Devendra Basnet in Nagarik, 22 November
Yogendra KC of Ramechhap was recruited into the ‘people’s war’ launched by the Maoists to overthrow feudalism and install a people’s government in Nepal. Twelve years after the war ended, he runs a footpath shop. In spite of all the political ups and downs of the past decade, it has made little difference to this former guerrilla, and he has no desire to remember the painful days of war.
“I joined because I dreamt about changing the face of the country, but the war destroyed me. Now, I just want to get on with my life from this shop,” he says. KC joined the Maoist militia in 2001, and went on to be a platoon commander.
A year previously, he was working in a garment factory in Kathmandu when the security forces arrested him on the charges of being a Maoist. “I knew nothing about the Maoists but they jailed me for six months,” he recalls. After his release, he went to Dhanusha and worked as a waiter, but he had an altercation with some soldiers posted there and he became their target.

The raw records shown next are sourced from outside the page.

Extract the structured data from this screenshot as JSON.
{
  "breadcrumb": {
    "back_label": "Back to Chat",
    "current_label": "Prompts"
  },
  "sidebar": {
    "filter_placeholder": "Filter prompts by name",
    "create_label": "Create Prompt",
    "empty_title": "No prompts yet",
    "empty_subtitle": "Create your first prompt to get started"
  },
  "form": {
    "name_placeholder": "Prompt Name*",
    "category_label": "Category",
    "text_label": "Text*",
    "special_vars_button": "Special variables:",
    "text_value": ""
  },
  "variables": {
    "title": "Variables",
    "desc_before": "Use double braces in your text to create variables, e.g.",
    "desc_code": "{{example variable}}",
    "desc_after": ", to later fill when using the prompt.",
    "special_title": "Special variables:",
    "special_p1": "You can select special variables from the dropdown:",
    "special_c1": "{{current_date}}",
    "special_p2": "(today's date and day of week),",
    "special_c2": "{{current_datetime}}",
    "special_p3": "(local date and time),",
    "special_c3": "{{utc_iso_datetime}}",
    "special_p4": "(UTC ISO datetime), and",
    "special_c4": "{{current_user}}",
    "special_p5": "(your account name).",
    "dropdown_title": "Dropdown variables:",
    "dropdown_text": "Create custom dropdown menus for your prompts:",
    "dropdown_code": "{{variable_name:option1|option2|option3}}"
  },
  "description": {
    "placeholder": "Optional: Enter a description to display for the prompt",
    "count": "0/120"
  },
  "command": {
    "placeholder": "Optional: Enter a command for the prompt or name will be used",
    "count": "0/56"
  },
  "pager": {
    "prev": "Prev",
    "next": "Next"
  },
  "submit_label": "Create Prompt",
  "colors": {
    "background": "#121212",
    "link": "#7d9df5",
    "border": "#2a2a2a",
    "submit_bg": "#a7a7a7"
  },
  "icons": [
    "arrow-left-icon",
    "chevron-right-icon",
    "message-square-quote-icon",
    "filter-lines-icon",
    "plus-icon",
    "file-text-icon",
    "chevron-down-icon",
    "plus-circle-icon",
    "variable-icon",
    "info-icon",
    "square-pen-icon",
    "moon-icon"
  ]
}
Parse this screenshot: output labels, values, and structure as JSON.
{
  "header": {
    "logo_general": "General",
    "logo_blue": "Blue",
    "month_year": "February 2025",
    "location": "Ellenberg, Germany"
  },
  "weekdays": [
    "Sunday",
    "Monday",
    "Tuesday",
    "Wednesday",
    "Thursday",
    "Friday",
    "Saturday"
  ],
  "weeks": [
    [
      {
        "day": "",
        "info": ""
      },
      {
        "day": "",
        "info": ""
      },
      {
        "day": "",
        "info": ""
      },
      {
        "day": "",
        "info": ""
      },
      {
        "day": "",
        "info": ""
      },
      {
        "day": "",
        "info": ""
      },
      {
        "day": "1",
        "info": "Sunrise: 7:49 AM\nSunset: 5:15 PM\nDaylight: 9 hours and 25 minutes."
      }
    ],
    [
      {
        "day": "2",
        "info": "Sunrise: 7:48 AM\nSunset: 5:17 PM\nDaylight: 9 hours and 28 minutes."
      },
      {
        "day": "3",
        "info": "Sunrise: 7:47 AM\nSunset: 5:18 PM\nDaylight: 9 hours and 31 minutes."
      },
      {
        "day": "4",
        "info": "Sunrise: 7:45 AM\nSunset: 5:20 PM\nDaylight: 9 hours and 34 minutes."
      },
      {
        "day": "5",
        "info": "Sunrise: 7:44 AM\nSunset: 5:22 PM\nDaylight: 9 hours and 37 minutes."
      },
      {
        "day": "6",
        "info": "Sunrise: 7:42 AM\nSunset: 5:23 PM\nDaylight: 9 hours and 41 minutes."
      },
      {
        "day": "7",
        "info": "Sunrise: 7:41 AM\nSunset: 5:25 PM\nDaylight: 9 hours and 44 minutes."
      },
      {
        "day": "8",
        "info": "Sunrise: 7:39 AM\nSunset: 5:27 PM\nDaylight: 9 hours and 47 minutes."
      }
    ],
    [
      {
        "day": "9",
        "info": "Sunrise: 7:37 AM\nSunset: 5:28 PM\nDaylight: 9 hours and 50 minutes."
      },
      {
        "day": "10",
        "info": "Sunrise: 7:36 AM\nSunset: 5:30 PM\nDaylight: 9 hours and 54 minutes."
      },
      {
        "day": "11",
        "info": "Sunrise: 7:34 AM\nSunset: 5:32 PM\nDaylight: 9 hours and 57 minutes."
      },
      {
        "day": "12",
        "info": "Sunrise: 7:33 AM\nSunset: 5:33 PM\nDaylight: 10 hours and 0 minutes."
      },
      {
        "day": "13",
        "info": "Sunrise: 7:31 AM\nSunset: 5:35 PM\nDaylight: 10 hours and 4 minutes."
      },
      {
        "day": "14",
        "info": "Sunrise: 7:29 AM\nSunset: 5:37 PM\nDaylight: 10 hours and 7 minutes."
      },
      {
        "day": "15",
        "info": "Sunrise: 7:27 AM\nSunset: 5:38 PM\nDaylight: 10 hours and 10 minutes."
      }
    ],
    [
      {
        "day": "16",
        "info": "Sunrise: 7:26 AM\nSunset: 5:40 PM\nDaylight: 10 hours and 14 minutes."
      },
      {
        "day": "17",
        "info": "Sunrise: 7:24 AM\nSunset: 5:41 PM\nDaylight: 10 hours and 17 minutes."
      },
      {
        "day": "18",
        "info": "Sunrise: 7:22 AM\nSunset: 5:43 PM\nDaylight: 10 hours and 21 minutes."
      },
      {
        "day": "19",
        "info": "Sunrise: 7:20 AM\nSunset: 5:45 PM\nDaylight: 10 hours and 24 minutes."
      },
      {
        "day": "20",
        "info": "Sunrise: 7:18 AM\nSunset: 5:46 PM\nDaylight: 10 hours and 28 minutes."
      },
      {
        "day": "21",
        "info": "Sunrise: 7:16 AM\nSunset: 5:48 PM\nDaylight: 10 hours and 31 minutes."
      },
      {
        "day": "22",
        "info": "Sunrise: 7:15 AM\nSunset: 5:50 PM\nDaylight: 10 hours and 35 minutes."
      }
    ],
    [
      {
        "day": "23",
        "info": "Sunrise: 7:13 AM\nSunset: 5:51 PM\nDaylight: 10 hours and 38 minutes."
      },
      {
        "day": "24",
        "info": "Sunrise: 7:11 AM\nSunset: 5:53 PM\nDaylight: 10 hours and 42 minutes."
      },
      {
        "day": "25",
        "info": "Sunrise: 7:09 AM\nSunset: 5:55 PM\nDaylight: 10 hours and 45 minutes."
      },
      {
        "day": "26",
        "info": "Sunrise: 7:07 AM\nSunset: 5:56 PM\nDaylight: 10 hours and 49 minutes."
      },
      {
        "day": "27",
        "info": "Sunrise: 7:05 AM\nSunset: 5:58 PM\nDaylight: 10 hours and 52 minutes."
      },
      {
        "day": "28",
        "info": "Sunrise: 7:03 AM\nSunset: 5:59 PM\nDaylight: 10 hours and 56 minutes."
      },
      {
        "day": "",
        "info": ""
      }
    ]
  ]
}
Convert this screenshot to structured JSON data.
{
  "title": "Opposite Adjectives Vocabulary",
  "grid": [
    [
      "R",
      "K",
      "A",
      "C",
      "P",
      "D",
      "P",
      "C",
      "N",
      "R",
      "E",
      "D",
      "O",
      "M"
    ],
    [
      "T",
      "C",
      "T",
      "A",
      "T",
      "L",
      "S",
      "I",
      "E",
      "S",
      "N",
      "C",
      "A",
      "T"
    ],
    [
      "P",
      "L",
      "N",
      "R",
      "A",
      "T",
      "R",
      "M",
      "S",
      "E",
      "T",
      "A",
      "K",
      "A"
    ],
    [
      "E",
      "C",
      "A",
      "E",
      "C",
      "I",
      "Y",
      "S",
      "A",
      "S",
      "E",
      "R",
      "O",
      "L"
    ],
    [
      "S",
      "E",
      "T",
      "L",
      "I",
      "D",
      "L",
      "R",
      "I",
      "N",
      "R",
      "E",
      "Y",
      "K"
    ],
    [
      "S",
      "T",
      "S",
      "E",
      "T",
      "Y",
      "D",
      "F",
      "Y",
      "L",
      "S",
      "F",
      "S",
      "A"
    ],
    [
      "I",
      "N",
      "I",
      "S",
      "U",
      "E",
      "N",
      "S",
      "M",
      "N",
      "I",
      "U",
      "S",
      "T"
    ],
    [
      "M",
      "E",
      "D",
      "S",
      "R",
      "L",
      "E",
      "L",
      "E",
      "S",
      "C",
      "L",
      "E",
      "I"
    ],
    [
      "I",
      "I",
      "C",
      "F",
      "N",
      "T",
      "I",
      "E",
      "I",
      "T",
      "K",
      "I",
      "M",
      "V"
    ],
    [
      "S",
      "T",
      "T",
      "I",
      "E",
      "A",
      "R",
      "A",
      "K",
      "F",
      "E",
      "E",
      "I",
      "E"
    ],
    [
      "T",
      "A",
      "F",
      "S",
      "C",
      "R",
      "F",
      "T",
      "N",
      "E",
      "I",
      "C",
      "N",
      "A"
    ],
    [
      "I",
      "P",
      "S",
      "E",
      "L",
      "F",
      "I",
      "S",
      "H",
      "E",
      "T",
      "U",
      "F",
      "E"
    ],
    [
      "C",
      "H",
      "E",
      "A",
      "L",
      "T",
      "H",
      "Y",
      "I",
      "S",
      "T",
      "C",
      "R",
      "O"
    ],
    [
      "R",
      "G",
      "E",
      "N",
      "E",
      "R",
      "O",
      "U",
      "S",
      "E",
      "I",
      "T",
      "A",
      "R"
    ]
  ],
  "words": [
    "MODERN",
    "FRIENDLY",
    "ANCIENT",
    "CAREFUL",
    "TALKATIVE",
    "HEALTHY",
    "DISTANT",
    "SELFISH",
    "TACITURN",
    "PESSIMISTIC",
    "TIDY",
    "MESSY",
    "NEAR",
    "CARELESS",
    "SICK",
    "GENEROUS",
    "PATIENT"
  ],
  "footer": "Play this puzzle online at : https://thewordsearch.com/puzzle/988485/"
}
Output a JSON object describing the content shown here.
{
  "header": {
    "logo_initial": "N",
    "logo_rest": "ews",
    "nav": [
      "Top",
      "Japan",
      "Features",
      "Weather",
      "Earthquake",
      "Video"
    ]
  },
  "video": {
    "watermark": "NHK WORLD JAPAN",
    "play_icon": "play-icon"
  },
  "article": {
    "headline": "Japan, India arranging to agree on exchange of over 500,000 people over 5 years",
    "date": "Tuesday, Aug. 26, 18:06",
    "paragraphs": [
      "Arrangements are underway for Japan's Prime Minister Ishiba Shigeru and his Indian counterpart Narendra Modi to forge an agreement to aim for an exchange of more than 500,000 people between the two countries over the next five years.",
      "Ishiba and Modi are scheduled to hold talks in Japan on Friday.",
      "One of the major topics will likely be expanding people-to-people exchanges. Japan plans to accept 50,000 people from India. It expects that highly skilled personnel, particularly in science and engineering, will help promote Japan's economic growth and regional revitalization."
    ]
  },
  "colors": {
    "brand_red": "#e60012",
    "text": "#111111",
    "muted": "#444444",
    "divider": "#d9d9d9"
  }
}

“The army kept harassing me, and accusing me of being a Maoist even though I wasn’t. So, fearing for my own safety, I joined the Maoists,” says KC who then receiving military training, and actually led his unit in numerous battles. KC says his dreams to change the nation were dashed after the peace process. He was compelled to opt for self-retirement. “The party had agreed to integrate us into the Nepal Army based on educational qualifications,” he says, “but ironically it was the same bourgeoisie education which we fought against that was the requirement. “
After the peace process, KC received Rs500,000 compensation and went to Dang to start a business. But after the ice-cream factory he started went bankrupt, he now sells seasonal items in his footpath shop – the main source of income for his family of four. KC now feels that joining the Maoists was a waste of time, and there are many like him who are feeling pangs of regret. Khem Prasad Budha Magar from Rolpa is another ex-guerrilla. “I took up arms to build a new nation, but am struggling now to sustain myself.” After witnessing his father’s murder by the Royal Nepal Army, Magar joined the Maoists at age 10 to seek revenge. The child solider grew up in the Maoist militia.
After the peace agreement, he could not be rehabilitated into the army because he was only 17 and the minimum age requirement was 18. “I was eligible to fight in wars but the Maoists declared that I was ineligible to receive rehabilitation,” says Magar, who doesn’t want to get involved in politics, preferring to work in a construction company.
Also working in construction is Chitij Magar, who was an assistant commander in the Maoist militia ever since the beginning of the conflict. “I joined because I suffered many injustices and discrimination,” recalls Magar, who could not join the Army because of lack of schooling. “There was no way I could receive education that I was fighting against,” he says.
Magar regrets joining the Maoists and says that he and his comrades were tricked by their leaders. He says: “We were just stepping stones for the big shots to climb over.”